United States v. Marks, 4 F.2d 420 (S.D. Tex. 1925)
March 3, 1925
District Court, S. D. Texas, at Galveston.
H. M. Holden, U. S. Dist. Atty., of Houston, Tex.
Adrian Levy, of Galveston, Tex., for defendant.
HUTCHESON, District Judge.
Demurrer to criminal information, charging in count 1 that defendant did, on the 20th day of November, 1923, unlawfully possess certain aigrettes taken from the egret, or heron, in violation of the Migratory Bird Treaty Act of July 3, 1918 (Comp. St. Ann. Supp. 1919, §§ 8837a-8837m), count 2, that she did sell or offer same for sale. The demurrer challenges the information, because it does not allege when or how these aigrettes came into defendant's possession and specifically does not allege that they were taken since the passage of the act.
The government does not contend that the act penalizes a possession or a sale completed before the taking effect of the act, but it asserts that the act has full prospective operation, so that it is sufficient, to state an offense, merely to charge possession and sale on a date subsequent to the act. With this contention I cannot agree, for neither has Congress so enacted, nor could it. If construed to have the effect contended by the government, it is inconsistent and void, for, whatever might be said as to the power of Congress to make penal the possession and sale of birds rightfully owned and possessed before the enactment of the statute, if Congress had always had the power *421 to prohibit, but had merely never exercised it, the conclusion is inevitable that here Congress cannot so legislate, since it never had any general police power over migratory birds, but derived its whole power from the treaty.

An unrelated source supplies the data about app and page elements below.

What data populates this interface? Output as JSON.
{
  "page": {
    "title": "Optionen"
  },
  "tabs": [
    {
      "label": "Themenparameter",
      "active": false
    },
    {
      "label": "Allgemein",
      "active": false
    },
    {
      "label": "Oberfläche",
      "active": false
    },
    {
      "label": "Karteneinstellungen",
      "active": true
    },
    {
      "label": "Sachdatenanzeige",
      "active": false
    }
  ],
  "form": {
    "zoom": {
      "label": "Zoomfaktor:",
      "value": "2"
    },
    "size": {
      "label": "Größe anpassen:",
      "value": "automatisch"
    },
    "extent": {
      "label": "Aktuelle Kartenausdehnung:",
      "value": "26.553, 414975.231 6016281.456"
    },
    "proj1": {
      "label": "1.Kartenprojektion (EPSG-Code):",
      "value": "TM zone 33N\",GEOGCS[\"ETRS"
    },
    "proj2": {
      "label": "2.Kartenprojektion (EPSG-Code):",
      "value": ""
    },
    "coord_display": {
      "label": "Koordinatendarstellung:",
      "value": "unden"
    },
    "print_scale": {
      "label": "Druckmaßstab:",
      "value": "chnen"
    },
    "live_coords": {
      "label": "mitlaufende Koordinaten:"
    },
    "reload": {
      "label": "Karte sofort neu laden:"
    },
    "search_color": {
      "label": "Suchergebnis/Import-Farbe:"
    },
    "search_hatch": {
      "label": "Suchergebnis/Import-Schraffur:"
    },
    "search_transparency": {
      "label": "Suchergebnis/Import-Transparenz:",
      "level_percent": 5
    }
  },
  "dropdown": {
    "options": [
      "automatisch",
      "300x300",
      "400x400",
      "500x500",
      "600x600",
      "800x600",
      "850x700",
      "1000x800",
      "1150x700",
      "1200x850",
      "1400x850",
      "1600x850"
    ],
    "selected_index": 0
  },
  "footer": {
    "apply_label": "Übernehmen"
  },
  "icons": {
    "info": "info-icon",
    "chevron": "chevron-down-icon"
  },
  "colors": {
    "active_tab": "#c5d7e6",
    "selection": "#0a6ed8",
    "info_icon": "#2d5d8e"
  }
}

United States v. Selkirk (D. C.) 258 F. 775; U. S. v. Thompson (D. C.) 258 F. 257; United States v. Samples (D. C.) 258 F. 479.
It is the duty of a court to construe an act so as to sustain rather than to defeat it. In the light of this principle, the act must be construed as entirely prospective in its operation as to taking or killing birds, and so as not to convert into a penal act either the possession or the sale of a bird, or part of a bird, taken before its enactment. This being so, an information which fails to charge the gist of the offense, the taking of the bird, or part of it, after the enactment, is bad upon demurrer. United States v. Fuld Store Co. (D. C.) 262 F. 836.
Let an order be entered sustaining the demurrer, and giving the United States time within which to amend, in default of which the information will be dismissed.